Work request - What lines in the records below mention "exporting"? List them all.

Records shown -
****************
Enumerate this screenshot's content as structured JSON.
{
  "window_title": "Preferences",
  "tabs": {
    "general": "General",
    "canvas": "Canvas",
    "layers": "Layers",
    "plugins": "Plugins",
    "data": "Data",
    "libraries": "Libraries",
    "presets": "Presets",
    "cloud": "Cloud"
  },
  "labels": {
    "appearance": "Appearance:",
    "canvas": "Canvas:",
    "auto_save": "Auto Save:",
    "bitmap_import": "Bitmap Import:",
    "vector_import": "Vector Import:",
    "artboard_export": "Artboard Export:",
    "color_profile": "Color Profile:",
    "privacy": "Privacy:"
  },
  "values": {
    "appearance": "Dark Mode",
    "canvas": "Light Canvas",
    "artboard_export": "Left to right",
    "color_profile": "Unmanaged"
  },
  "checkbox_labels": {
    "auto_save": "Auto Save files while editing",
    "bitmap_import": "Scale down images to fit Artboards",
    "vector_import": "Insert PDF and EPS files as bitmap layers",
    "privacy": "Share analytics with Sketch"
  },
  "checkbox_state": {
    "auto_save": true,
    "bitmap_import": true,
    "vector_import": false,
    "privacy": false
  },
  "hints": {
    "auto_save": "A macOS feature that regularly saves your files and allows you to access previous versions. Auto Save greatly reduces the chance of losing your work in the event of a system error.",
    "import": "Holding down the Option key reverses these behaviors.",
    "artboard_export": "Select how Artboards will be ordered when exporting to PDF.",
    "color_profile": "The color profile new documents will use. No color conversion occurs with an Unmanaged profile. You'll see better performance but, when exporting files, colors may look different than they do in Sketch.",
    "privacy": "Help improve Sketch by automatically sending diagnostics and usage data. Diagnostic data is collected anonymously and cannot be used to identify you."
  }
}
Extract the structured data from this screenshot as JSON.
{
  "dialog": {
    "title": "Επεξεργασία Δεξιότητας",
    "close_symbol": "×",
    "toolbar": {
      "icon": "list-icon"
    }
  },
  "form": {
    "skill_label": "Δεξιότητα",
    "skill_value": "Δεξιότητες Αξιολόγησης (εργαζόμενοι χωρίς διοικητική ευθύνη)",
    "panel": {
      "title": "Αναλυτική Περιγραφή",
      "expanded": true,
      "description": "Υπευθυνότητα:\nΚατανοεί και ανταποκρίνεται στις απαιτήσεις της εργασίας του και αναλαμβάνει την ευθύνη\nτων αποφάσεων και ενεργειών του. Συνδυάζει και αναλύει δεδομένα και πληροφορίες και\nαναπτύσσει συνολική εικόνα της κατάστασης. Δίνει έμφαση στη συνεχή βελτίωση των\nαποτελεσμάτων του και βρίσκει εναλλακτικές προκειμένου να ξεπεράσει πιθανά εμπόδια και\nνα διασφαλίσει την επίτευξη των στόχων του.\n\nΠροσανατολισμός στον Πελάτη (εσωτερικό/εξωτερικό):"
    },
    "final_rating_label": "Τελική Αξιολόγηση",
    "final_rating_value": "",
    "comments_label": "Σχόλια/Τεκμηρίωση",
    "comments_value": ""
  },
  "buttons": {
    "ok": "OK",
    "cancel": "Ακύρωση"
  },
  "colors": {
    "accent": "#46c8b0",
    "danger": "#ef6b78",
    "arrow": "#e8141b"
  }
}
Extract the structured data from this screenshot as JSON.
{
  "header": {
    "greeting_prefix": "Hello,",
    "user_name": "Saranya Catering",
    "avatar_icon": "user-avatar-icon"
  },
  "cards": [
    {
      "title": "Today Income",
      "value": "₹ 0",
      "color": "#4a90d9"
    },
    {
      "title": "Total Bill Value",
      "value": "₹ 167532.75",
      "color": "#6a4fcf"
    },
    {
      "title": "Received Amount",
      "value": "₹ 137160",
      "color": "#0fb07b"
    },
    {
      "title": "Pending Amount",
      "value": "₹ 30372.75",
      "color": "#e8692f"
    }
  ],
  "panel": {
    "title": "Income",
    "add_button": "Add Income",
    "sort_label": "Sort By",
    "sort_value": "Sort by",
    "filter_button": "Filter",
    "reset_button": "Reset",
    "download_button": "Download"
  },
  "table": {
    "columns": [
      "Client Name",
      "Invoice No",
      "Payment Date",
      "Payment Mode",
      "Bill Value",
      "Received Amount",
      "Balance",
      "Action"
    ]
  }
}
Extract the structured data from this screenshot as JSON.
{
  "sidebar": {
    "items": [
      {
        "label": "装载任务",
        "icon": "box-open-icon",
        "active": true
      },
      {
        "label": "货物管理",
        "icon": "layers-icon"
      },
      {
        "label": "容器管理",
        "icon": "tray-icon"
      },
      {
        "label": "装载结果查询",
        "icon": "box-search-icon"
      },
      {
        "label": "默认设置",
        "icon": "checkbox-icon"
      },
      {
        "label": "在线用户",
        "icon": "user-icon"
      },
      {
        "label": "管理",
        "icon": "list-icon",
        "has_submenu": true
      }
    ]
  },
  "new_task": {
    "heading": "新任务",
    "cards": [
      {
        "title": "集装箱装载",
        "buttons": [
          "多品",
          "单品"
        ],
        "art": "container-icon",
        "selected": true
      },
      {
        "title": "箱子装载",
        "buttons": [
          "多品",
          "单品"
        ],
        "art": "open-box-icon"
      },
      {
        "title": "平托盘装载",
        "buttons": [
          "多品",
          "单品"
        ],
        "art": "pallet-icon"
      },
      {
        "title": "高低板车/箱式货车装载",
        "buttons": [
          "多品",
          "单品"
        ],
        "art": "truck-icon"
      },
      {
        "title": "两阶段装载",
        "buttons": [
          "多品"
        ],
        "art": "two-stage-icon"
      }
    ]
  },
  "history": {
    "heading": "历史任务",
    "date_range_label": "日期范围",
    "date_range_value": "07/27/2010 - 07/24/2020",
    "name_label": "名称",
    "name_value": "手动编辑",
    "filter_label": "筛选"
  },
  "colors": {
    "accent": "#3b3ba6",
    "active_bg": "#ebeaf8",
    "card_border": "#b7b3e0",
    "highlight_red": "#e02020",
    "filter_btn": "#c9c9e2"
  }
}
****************
Expected output -
    "artboard_export": "Select how Artboards will be ordered when exporting to PDF.",
    "color_profile": "The color profile new documents will use. No color conversion occurs with an Unmanaged profile. You'll see better performance but, when exporting files, colors may look different than they do in Sketch.",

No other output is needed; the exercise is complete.